In Rome, it’s been extremely difficult to find ethnic food that isn’t American with hamburgers or Japanese with sushi. Craving Mexican food, we ended our trip in Barcelona at a Mexican restaurant called Rosa Negra. The food was nowhere near Jaime’s grandma’s cooking, but it was enough to satisfy the craving until we finally have a kitchen where we can cook our own Mexican food.
During our trip, we stayed at Motel One Barcelona. Don’t let “motel” in the name fool you, the hotel was beautiful, was in a great location (we were able to walk everywhere within 30 minutes), and had a great bar. The Motel One company is based in Germany with many hotels all around Europe. We would highly recommend the hotel and plan to stay in more Motel Ones during our traveling throughout Europe. Fair warning, the rooms are small compared to American hotels, but we spent most of our days out of the hotel room, but it wasn’t an inconvenience for us.

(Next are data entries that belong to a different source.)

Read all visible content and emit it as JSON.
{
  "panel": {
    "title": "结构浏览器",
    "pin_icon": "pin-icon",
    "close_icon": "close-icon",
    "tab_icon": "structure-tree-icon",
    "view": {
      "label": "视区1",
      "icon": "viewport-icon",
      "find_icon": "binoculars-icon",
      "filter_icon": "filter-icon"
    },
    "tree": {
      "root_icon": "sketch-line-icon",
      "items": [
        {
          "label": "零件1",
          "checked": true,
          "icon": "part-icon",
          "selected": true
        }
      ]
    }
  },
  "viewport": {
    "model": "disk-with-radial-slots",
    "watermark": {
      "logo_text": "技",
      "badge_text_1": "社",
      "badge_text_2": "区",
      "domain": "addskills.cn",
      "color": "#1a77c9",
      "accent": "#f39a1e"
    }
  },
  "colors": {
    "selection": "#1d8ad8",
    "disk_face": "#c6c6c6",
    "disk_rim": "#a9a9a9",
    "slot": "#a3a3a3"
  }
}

Barcelona was beautiful, the people were extremely nice, the food was amazing, and the artwork was unbelievable. We look forward to our next trip back.